Kristen and Alice are packing up a plastic grocery cart. Dolls, blankets and baskets are crammed into the cart and a cash register is balancing precariously on top. A suitcase is stuffed full of food, a cat is in it’s crate and these, along with phones, chairs, and keyboards are carried to the other end of the room and arranged neatly on a carpet. “Where are you going?” I ask. “To rescue Grandma, she’s trapped in a cave” is the response.

A few moments later Grandma has been saved, but now the girls shriek “A fire is coming!! The babies will burn!’ They frantically shout into the phone  ” Come and save us, the fire is coming! The babies will die!” but the fire continues to threaten. They rush around moving babies from place to place. Suddenly Kristen announces “An invisible shield! An invisible shield is here and will protect us!”  All is well.

On the other side of the room some boys are fighting off the bad guys and dragging other children to jail. The children being dragged to jail protest, but the boys are insistent causing tempers to flare.  Another group is attempting to use a remote control to drop fire on top of the dramatic play area, much to the dismay of the children playing there.

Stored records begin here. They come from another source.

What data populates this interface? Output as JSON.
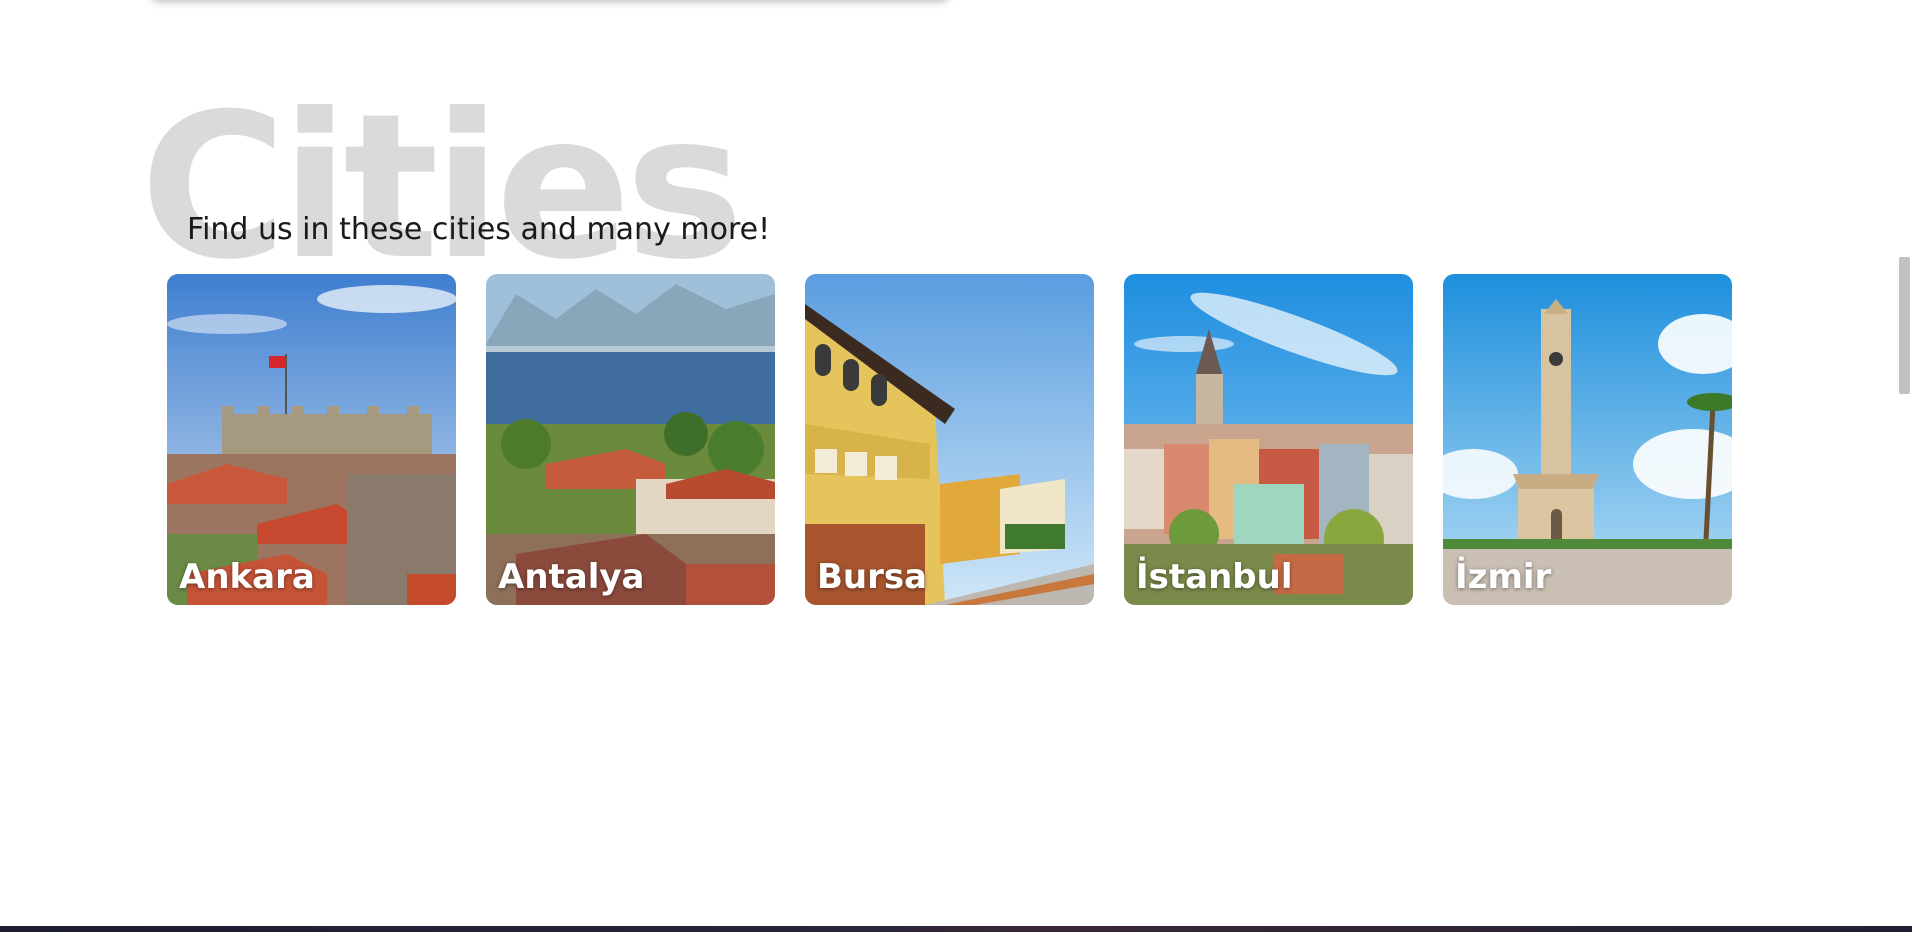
{
  "section": {
    "background_word": "Cities",
    "subtitle": "Find us in these cities and many more!"
  },
  "cities": [
    {
      "name": "Ankara"
    },
    {
      "name": "Antalya"
    },
    {
      "name": "Bursa"
    },
    {
      "name": "İstanbul"
    },
    {
      "name": "İzmir"
    }
  ],
  "colors": {
    "background_word": "#dadada",
    "subtitle_text": "#1a1a1a",
    "city_label": "#ffffff",
    "footer_band": "#1c1d33"
  }
}
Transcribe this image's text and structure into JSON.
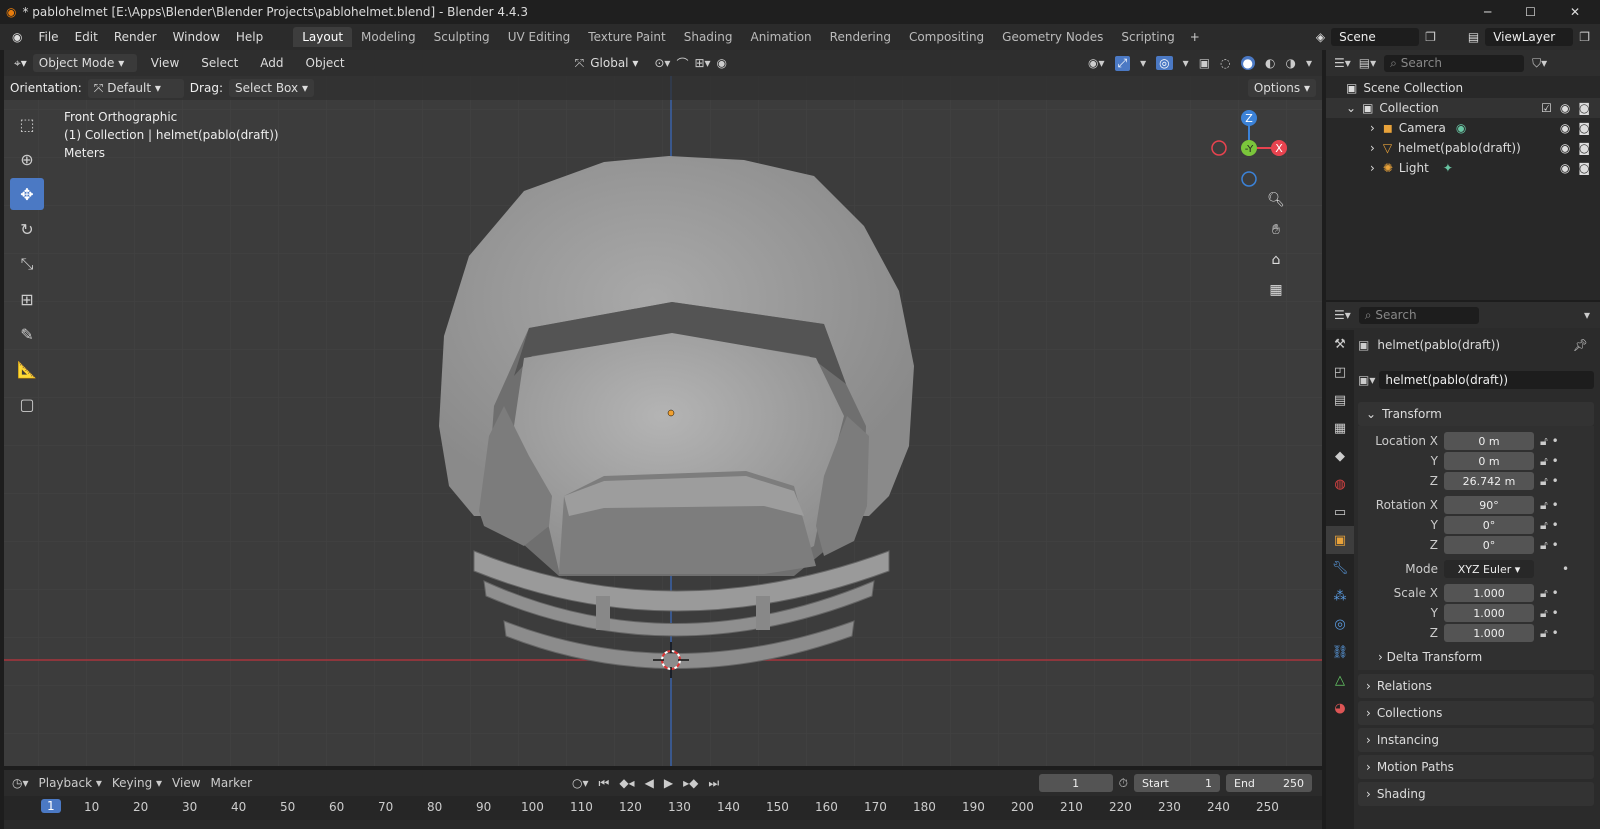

I am intrigued by the common theme of danger or evil that often infuses children’s play. As children fight for survival, rescue each other or the babies, defend themselves, it seems they are exploring power, courage and good and evil. But they also exclude, try to ‘put fire’ on each other, steal, spy, sneak and  plot against one another.

I have been considering what we as adults think play should look like, our expectations. I think we want play to be ‘nice’.  We want everyone to be happy and all of us to be  friends. Play should be fun and fun is pleasant, cheerful.

But we know from our experience that play is not always nice, that it can be unsettling to us, that children can be unkind, and will explore ideas we might find difficult, such as violence and discrimination. When kids put the baby doll in the oven, or shout that Johnny can’t come in the block area because he’s mean we admonish them for ‘not being nice’.

While I’m all for talking to kids about kindness, empathy and thinking about how Johnny might feel about being called mean, I also want to acknowledge that kids know about the ‘not nice’ parts of our world. They know injustice, unkindness, and evil exist and they need to explore these difficult issues just as much as we as adults do.  For us to want play to be ‘nice’  is to ignore the fact that children see that the world is not always nice.

If we are  in a relationship with a child I think we have a responsibility to engage with the ideas that children bring to us, even the not nice ones.

Children are able to bring new thinking to their explorations when they play with others, when they think together in play. …It is more complex than we imagine, I believe. We cannot be young in this particular time and at this unique point in history and thus there are aspects of children’s thinking that will  always remain a mystery. We should remain humble in the face of children’s extraordinary explorations of life and all the possible relationships with it. 

Enid Elliot